CFP for Sawyer Seminar: The Ghetto: Concept, Conditions, and Connections in Transnational Historical Perspective, from the 11th Century to the Present

During the academic year Fall 2014-Spring 2015, the Department of History of Carnegie Mellon University will host a Sawyer Seminar dedicated to the theme, The Ghetto: Concept, Conditions, and Connections in Transnational Historical Perspective, from the 11th Century to the Present.  The concept of the "ghetto," or of the enforced spatial segregation of part of an urban or national population into a closed, demarcated space for habitation, work, and life, has a long and painful history.  Indeed, as a political and social practice, it has persisted for almost a millennium, surviving great transformations in economy, government, and nation. Few modes of control have been applied to so many different purposes and groups, from the walled areas of medieval Europe to apartheid South Africa to the Nazi killing depots to the segregated slums of the United States.  Deployed in different ways and invested with varied meanings, the concept has proved useful in maintaining social, religious, and racial hierarchies throughout centuries.

The aim of this Sawyer Seminar is to explore the remarkable tenacity of the "ghetto," its uses for those in power, the lived experience of those locked within its physical and economic confines, the unique cultures it created, and the resistance it spawned.  The word itself has featured prominently in discourses of power and of resistance, as a descriptor of concrete policy and as an abstract signifier of repression. In tracing state policy, lived experience, and conceptual discourses of the ghetto, the Seminar will bring together a diverse interdisciplinary, international community of scholars to examine the ghetto through an approach that spans centuries and nations.

The Seminar will focus on four case studies of the ghetto:

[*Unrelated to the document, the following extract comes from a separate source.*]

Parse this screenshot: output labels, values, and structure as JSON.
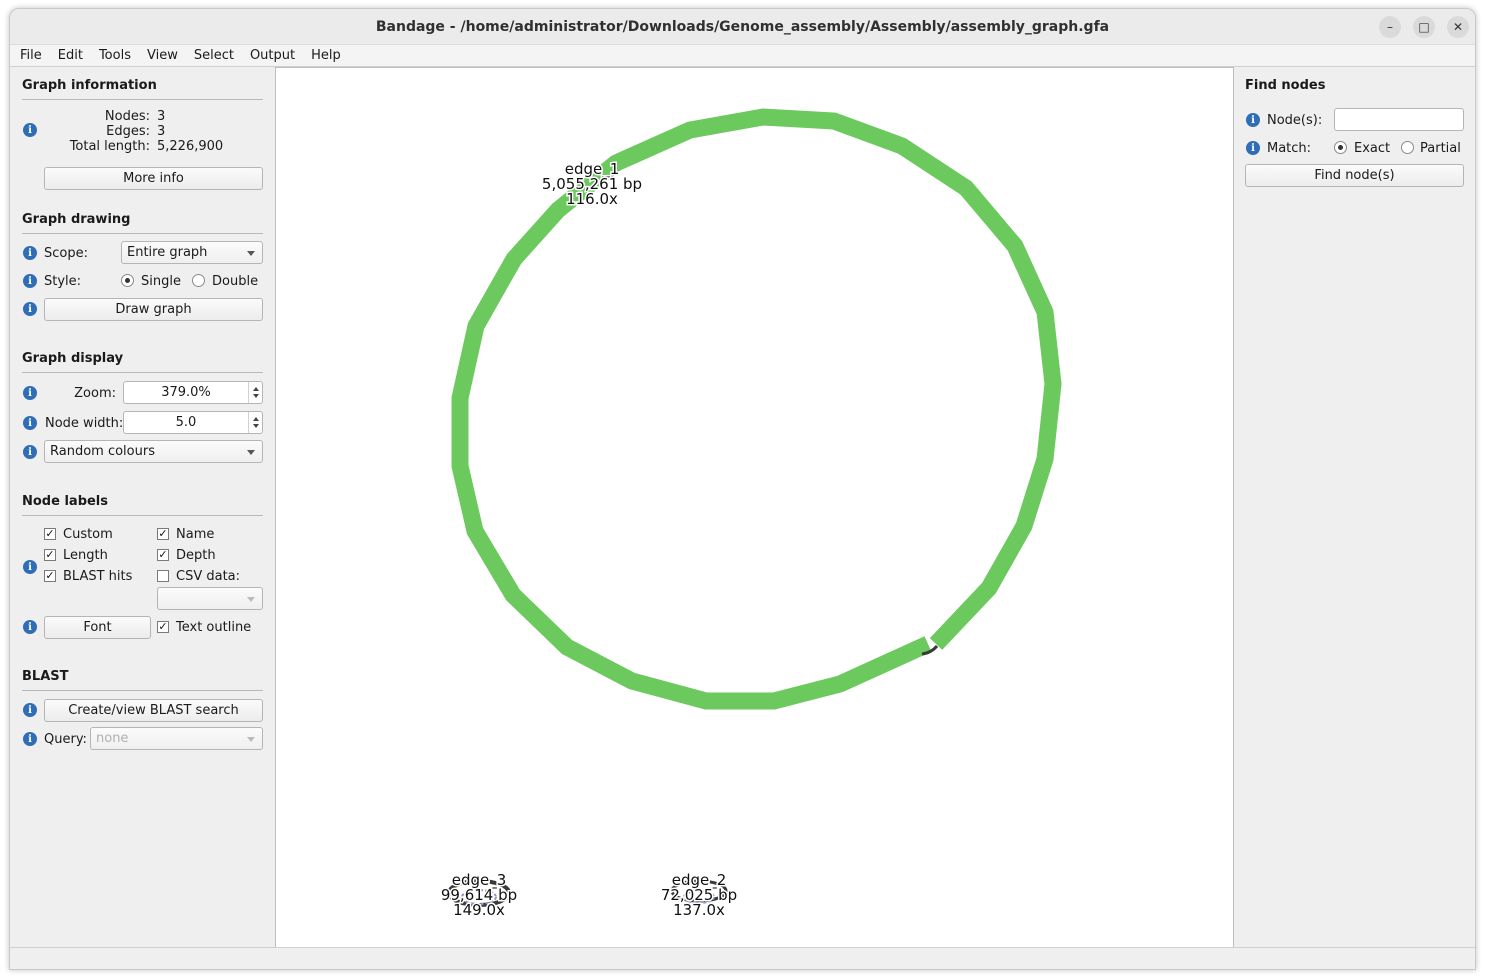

  • as a place for confining the Jewish population of Europe, originating in 1500 and ending in the 1870s.
  • as a key element of the spatial segregation established by colonial policy in the apartheid state of South Africa from the late nineteenth to the twentieth century
  • as part of the Nazi policy of genocide against the Jews of Europe and the former Soviet Union
  • as a cornerstone of the racial segregation of African Americans in the cities of the United States

We invite scholars from the U.S. and abroad, working in any of these four areas, to present a paper at the Seminar.  Selected scholars will send a written paper of approximately 30-35 pages to the Seminar in advance for discussion.  Scholars selected will receive travel expenses, accommodation, and an honorarium of $1,600. Email proposals to CAUSE Program Coordinator, Hikari Aday by October 1, 2013.  Proposals should include: a one-page abstract of your paper including a paragraph on sources and your background/expertise in the topic, and a brief one-two page c.v.

Hikari Aday, Program Coordinator
Center for African American Urban Studies and the Economy (CAUSE) Carnegie Mellon University, Department of History